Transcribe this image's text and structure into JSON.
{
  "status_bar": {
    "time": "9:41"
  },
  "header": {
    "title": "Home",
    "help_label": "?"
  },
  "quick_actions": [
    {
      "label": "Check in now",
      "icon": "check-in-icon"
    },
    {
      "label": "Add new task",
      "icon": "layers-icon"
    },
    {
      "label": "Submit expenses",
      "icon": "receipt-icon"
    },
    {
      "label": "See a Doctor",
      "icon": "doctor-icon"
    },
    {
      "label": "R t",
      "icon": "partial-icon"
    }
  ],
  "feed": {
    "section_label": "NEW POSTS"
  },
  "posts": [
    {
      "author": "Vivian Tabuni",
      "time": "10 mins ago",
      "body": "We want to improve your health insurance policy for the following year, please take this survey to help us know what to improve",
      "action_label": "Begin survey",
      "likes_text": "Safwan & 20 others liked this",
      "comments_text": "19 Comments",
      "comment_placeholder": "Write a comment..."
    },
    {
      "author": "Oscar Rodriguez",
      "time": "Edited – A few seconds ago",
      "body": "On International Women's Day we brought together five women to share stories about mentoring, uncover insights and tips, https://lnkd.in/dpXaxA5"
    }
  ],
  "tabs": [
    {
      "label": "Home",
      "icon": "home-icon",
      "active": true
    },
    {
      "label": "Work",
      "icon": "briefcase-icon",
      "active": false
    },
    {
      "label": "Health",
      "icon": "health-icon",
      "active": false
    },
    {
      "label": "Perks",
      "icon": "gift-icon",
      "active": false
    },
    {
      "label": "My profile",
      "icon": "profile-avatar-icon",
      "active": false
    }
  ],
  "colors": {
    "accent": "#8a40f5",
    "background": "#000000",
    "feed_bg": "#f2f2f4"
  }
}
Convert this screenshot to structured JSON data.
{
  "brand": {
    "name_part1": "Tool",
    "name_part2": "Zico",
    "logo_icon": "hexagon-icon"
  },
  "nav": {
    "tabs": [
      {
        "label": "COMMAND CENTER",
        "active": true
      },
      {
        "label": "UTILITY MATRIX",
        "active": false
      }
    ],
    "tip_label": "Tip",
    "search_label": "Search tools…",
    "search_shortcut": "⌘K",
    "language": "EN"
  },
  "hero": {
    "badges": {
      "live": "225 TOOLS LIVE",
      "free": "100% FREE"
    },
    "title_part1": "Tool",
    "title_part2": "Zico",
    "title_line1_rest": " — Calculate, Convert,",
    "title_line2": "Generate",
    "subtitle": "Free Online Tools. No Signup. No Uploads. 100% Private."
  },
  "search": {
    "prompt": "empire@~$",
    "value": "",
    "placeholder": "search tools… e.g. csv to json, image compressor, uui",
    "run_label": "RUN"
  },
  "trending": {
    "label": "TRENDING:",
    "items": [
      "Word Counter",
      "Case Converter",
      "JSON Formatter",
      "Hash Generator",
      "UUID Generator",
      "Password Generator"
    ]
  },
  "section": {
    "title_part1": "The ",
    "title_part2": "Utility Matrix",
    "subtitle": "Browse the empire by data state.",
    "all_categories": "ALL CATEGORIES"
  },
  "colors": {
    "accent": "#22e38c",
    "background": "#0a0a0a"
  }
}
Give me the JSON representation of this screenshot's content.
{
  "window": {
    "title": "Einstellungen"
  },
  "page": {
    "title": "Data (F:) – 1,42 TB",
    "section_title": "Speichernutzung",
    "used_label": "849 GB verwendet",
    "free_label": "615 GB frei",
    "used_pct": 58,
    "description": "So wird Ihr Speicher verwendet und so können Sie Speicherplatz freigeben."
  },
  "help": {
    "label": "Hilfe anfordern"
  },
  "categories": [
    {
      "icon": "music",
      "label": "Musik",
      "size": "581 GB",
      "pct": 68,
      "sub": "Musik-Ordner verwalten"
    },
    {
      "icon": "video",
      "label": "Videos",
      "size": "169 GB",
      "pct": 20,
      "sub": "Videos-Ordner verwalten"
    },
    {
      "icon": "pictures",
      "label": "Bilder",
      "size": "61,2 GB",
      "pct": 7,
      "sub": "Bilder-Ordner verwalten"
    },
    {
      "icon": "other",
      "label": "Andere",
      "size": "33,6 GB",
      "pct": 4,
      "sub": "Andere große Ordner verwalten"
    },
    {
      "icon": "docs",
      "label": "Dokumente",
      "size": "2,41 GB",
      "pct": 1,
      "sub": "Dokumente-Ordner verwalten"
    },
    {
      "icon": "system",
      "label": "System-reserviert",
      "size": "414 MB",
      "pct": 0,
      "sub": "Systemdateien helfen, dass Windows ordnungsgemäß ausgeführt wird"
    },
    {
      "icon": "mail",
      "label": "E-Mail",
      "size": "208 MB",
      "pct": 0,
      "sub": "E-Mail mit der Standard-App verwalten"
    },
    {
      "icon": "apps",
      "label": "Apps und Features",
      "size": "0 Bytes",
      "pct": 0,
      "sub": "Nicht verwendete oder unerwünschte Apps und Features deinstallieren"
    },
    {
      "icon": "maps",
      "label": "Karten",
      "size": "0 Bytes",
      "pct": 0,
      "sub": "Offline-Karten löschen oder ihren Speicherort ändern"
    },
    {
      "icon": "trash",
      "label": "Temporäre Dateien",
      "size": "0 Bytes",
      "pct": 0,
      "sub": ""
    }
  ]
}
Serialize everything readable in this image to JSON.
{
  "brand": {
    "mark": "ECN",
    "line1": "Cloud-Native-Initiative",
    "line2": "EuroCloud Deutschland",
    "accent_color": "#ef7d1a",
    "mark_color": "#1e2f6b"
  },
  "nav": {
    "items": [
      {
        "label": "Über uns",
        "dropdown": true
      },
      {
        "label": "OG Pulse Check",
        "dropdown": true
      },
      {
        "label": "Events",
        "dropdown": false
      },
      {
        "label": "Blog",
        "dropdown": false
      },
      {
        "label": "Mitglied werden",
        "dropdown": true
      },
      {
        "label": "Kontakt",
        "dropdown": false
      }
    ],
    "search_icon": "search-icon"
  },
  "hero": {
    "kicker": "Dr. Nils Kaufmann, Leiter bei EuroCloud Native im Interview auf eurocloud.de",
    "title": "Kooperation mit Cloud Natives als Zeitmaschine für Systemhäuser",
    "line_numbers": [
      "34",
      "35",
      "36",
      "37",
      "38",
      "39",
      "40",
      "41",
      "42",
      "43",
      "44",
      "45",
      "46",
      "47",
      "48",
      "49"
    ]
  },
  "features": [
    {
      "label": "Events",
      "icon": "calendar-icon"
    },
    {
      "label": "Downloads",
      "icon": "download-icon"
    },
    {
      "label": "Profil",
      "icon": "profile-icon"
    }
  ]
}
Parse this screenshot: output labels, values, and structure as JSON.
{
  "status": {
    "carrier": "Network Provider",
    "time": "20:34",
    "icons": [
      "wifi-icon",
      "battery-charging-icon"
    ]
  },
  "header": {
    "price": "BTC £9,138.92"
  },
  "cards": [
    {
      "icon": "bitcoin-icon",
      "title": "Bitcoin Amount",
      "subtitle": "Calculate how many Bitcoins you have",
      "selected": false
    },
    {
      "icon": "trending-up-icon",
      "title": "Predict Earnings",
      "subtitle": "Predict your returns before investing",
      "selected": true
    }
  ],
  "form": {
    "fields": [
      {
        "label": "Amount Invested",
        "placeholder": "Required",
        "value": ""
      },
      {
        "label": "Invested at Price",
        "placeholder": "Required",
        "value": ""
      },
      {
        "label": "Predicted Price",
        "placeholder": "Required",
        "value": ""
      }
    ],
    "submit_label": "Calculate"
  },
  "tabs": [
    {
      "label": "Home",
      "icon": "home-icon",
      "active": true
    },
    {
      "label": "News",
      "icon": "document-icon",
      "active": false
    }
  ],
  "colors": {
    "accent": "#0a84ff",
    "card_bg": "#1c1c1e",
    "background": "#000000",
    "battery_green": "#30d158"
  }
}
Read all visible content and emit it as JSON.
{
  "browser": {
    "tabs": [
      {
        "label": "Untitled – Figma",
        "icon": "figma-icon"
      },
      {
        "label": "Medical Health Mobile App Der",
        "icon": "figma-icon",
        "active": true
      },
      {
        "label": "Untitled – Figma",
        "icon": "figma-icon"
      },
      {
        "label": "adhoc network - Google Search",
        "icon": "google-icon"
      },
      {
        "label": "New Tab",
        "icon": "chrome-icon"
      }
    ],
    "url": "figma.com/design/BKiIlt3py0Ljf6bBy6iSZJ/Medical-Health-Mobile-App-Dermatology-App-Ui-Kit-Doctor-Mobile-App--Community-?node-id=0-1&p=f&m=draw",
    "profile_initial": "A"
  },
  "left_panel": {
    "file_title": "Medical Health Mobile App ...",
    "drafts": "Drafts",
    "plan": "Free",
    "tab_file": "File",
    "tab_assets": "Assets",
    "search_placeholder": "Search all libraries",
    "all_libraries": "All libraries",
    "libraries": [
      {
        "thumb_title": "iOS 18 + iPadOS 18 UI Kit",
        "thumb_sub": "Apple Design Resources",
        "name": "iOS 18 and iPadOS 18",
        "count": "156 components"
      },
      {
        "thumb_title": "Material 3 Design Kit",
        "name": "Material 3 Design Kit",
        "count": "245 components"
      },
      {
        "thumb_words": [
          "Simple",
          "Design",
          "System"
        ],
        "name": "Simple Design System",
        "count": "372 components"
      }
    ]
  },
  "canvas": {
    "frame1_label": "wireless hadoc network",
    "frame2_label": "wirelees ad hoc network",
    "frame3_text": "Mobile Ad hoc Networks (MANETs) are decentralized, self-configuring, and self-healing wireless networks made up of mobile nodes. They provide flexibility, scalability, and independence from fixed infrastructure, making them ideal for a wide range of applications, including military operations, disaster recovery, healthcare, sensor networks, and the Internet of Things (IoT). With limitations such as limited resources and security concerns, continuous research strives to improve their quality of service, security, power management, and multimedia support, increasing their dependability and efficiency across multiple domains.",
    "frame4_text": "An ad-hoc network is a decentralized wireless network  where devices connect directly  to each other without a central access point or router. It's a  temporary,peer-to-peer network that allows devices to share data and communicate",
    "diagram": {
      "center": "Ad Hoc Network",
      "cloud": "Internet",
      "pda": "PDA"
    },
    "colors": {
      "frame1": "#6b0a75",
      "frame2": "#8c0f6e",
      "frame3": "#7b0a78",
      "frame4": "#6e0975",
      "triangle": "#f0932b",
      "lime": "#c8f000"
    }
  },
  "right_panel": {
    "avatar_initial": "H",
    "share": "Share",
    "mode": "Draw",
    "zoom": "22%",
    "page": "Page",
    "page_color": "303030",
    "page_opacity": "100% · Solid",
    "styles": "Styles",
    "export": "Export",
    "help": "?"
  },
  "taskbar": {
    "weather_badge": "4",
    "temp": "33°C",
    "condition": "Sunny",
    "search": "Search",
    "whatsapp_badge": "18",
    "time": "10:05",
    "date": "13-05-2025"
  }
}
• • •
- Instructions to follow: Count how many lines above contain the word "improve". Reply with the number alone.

- Task result: 2